This weekend brings a triple blast of Christmas-timed performances to Santa Barbara stages from three distinct religio-cultural angles. For the Folk Orchestra of Santa Barbara, intrepidly led by director and multipurpose musician Adam Phillips, the season offers a ripe opportunity to adapt old favorites and lesser-known music through his expandable group’s unique folk orchestral filter.
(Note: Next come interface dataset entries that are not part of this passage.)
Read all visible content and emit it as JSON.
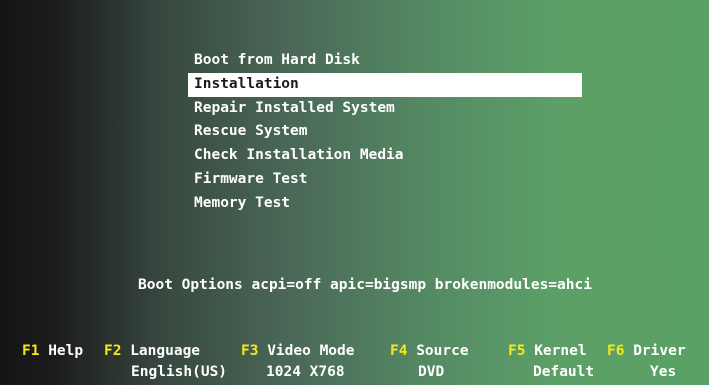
{
  "menu": {
    "items": [
      {
        "label": "Boot from Hard Disk"
      },
      {
        "label": "Installation",
        "selected": true
      },
      {
        "label": "Repair Installed System"
      },
      {
        "label": "Rescue System"
      },
      {
        "label": "Check Installation Media"
      },
      {
        "label": "Firmware Test"
      },
      {
        "label": "Memory Test"
      }
    ]
  },
  "boot_options": {
    "text": "Boot Options acpi=off apic=bigsmp brokenmodules=ahci"
  },
  "function_keys": {
    "f1": {
      "key": "F1",
      "label": "Help"
    },
    "f2": {
      "key": "F2",
      "label": "Language",
      "value": "English(US)"
    },
    "f3": {
      "key": "F3",
      "label": "Video Mode",
      "value": "1024 X768"
    },
    "f4": {
      "key": "F4",
      "label": "Source",
      "value": "DVD"
    },
    "f5": {
      "key": "F5",
      "label": "Kernel",
      "value": "Default"
    },
    "f6": {
      "key": "F6",
      "label": "Driver",
      "value": "Yes"
    }
  },
  "colors": {
    "key_color": "#f5e81c",
    "selection_bg": "#ffffff",
    "selection_fg": "#1a1a1a"
  }
}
Check them out in the intimate environments of the Presidio Chapel on Saturday night (Dec. 17) and the Marjorie Luke Theatre on Sunday afternoon (Dec. 18).
Wend your way to the blissfully remote and resonant Christ the King, Chapel for the Quire of Voyces’ renewed annual concert tradition, the “Mysteries of Christmas,” on Saturday and Sunday afternoon (Dec. 17-18). This Christmas concert model reliably keeps the Christ in Christmas music see full story here.
For the more secularly-inclined, Christ has left the building — being the Lobero Theatre this weekend — when the Christmas Revels circus comes to town (pardon the metaphor mixology). Revels, a lovable and vintage-waxing tradition of music, dance, and storytelling now up to its 15th annual edition, feeds into the ancient celebration of winter solstice in Europe and 19th century America. Geo-cultural themes change each year: this year’s point of reference goes back to the British Isles, for a program dubbed “A Scottish Celebration of the Winter Solstice.”
Commanding his own corner of the weekend’s yuletide calendar, pure-voiced pop-legend Johnny Mathis makes his way back to the Chumash Casino on Friday night, for one of his periodic Santa Ynez shows. Mathis, now 87 and still in fine vocal fettle, has been synonymous with Christmas repertoire going back to his 1958 album Merry Christmas, with a special ownership of “I’ll be Home for Christmas.”
Compared to the Delta variant-downed scarcity of live Christmas music a year ago, this season’s blur of options is a very happy problem, indeed.